Updated: Apr 27, 2019
So, I took a weekend trip to Nashville, Tennessee to attend the wedding of a great friend. The festivities didn't begin until later in the evening and I arrived rather early, so I set out on a voyage across Nashville to see some of the roots of Dallas Freemasonry.
Since I can remember, I've known that Tannehill Masonic Lodge was named after Wilkins Tannehill from Tennessee (actually when I was a kid I thought it was named after my Father's Senior Warden Paul Tannehill). Anyway I decided to take a tour of the Grand Lodge of Tennessee. I was Greeted by R.W. Roy C. Etherton, Past Grand Master of Masons in Tennessee 2014, and current Grand Secretary. He toured me throughout the Grand Lodge Building, which was originally built as a Scottish Rite Cathedral and showed me the portrait of our Namesake Wilkins Tannehill. I also noticed Brother Sam Houston who was Raised at Cumberland Lodge No. 8 in Tennessee, Brother Houston of course was the First President of the Republic of Texas. I also met a Brother from Tannehill Lodge No. 133 in Gainesville Tennessee. I presented each of these Brothers with a Tannehill Lodge No. 52 Coin.
Wilkins Tannehill was the third, fifth, seventh and nineteenth Grand Master of Masons in Tennessee, 1817-1818, 1820-1821, 1824-1825, and 1841-1842. Brother Andrew Jackson, Former President of the United States of America, served from 1822-1823. Well, In 1848, six Master Masons began Tannehill Masonic Lodge in Dallas, Texas. They operated under a Warrant until 1850 when they were granted a Charter from the Grand Lodge of Texas. The Chartering Master was Nathaniel M. Burfurd, from Smith County, Tennessee. He obviously had some say in the naming of the Lodge. Tannehill Lodge No. 52 "The Mother Lodge of Dallas County" was born and has been in operation since 1848.
I also took a moment to pay my respects to Brother Tannehill. Below you will see pictured his tombstone erected by the Masons of Tennessee.

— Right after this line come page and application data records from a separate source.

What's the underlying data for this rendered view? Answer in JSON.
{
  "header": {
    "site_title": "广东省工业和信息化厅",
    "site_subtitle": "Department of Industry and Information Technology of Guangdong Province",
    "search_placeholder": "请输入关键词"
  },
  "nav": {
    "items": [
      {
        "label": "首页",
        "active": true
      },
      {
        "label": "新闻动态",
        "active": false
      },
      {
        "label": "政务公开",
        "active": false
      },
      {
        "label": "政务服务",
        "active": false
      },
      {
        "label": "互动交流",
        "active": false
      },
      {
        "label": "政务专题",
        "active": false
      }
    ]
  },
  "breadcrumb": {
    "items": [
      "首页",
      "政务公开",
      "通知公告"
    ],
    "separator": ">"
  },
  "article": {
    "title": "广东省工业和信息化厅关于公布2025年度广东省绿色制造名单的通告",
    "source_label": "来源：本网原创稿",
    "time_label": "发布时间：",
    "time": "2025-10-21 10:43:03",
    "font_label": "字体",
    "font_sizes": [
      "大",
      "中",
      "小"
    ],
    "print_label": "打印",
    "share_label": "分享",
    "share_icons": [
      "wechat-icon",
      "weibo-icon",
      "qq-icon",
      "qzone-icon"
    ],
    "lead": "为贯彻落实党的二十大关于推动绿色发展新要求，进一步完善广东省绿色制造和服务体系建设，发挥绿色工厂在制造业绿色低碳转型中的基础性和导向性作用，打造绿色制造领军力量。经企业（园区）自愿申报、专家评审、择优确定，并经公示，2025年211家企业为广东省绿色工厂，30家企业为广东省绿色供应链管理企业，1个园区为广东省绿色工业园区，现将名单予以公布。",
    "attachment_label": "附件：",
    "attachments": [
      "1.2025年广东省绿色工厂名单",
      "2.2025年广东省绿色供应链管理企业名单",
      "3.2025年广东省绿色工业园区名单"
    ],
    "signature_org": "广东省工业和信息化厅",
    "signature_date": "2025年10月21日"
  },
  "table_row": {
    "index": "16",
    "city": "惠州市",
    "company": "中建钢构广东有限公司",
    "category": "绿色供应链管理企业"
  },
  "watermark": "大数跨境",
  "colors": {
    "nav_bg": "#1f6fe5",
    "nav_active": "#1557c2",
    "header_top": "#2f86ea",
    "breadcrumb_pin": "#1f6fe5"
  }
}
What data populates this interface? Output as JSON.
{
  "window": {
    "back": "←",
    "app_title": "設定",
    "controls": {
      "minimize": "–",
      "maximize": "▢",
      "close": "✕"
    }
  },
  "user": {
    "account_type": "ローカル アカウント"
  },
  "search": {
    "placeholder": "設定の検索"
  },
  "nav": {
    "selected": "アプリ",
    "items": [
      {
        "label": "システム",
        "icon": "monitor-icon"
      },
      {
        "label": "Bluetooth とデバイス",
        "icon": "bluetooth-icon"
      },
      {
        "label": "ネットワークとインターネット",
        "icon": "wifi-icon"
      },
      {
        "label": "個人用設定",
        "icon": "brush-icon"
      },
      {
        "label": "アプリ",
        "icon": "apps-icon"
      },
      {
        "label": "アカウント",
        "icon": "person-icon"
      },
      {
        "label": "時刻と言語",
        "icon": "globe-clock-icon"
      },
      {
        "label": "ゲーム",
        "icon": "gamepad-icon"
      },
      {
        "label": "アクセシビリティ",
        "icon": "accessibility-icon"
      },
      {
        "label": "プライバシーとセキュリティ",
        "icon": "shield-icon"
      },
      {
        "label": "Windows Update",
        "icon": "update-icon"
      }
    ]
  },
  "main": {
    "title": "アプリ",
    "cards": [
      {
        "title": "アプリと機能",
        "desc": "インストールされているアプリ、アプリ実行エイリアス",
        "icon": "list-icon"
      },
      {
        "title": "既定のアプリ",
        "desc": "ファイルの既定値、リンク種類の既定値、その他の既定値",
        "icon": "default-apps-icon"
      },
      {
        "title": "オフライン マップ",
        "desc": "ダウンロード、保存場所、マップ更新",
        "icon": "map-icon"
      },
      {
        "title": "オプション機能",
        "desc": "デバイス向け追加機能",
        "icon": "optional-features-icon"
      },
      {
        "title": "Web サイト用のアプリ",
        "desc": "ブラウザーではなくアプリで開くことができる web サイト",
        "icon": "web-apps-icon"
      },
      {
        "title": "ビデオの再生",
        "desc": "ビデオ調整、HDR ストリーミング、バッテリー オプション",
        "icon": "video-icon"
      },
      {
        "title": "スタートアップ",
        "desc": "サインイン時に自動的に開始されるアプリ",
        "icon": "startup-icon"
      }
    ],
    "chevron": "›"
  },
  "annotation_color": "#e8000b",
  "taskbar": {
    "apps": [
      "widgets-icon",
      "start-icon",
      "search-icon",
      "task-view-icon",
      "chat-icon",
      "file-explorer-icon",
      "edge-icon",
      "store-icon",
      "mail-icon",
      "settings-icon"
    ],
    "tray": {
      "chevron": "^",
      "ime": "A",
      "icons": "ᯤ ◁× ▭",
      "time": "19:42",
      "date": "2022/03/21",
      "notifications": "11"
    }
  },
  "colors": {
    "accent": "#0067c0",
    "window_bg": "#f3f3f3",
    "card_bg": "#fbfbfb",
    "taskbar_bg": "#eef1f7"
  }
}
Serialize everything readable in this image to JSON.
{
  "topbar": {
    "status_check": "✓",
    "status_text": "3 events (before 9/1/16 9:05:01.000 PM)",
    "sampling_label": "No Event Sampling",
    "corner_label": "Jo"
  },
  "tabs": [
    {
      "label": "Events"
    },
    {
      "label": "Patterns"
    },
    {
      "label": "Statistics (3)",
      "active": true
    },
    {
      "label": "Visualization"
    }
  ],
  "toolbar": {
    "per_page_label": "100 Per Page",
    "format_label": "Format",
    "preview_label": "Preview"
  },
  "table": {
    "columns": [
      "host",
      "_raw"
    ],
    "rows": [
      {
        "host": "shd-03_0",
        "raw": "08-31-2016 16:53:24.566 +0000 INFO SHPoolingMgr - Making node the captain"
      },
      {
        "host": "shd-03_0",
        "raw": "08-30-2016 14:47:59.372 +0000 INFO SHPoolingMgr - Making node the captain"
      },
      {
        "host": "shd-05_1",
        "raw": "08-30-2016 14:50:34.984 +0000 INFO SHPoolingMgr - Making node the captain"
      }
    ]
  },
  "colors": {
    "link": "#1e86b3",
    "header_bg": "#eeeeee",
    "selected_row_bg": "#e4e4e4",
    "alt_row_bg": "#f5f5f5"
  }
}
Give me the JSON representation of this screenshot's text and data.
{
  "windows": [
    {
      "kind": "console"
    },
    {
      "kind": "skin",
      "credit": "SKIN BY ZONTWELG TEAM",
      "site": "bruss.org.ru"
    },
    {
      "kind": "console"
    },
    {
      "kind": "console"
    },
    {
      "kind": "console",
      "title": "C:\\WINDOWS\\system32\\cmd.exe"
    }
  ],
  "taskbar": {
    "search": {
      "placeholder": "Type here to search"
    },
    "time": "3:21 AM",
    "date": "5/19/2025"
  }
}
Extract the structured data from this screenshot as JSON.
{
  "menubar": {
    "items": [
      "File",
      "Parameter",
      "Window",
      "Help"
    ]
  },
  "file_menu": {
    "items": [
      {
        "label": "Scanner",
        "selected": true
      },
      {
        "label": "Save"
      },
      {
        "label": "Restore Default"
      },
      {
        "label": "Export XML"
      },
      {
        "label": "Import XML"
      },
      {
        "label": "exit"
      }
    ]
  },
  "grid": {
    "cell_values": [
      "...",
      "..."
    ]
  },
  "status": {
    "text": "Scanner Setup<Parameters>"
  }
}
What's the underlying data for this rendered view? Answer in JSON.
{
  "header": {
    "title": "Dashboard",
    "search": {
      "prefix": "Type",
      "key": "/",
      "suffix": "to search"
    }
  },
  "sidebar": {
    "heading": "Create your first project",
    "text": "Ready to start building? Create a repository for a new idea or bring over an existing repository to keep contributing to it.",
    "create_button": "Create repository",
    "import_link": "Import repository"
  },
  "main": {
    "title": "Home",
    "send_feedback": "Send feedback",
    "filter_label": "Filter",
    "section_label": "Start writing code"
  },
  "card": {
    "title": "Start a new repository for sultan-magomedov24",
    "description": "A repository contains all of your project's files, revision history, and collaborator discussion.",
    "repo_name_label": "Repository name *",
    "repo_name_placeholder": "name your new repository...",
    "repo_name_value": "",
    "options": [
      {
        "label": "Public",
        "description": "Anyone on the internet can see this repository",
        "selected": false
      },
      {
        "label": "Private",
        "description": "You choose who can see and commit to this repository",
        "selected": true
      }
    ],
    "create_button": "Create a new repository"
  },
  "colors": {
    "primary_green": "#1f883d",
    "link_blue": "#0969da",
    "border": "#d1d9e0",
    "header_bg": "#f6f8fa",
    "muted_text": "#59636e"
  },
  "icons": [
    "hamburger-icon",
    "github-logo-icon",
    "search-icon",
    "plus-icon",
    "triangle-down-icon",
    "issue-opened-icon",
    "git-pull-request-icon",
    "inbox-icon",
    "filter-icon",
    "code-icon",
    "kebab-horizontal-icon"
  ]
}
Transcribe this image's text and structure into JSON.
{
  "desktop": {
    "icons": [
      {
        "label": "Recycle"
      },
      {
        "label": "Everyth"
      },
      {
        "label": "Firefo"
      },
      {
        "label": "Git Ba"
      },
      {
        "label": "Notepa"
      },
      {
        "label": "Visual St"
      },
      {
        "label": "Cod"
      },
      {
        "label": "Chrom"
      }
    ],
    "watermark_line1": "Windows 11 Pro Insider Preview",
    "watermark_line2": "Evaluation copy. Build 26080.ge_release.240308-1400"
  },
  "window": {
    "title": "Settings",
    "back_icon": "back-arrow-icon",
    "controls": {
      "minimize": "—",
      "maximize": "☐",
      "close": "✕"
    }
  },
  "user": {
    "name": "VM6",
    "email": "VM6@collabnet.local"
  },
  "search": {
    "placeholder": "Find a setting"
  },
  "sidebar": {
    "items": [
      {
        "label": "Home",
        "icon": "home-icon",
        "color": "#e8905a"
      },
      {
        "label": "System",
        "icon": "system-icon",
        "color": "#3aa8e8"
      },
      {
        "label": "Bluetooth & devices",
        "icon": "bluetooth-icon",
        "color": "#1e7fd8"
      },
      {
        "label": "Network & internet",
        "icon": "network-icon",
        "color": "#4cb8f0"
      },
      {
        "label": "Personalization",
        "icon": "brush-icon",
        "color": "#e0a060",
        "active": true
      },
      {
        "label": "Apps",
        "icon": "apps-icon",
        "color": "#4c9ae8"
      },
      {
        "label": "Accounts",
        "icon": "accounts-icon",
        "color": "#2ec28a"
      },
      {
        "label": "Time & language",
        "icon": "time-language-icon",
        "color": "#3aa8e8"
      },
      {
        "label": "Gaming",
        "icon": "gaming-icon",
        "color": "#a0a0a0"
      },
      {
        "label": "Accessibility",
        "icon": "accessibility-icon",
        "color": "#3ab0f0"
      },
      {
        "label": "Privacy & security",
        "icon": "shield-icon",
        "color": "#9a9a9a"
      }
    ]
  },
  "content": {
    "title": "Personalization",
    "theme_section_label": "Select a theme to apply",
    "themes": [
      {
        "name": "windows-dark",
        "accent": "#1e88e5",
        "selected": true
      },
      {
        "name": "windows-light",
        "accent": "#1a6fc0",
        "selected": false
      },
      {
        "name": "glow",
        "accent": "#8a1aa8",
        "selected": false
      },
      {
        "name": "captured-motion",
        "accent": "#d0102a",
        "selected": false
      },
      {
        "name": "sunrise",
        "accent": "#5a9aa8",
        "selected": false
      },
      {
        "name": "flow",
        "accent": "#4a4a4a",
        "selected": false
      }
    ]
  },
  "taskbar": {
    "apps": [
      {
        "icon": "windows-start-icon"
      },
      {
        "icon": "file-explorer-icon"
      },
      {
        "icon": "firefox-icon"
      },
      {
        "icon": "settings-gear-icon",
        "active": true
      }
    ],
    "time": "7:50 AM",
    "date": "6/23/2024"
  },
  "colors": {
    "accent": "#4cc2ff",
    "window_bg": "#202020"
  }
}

This trip has sparked a great interest in our Namesake and I hope we as Brothers can carry on his legacy. He wrote a manual for the Lodge much like our own "Lightfoot's Manual"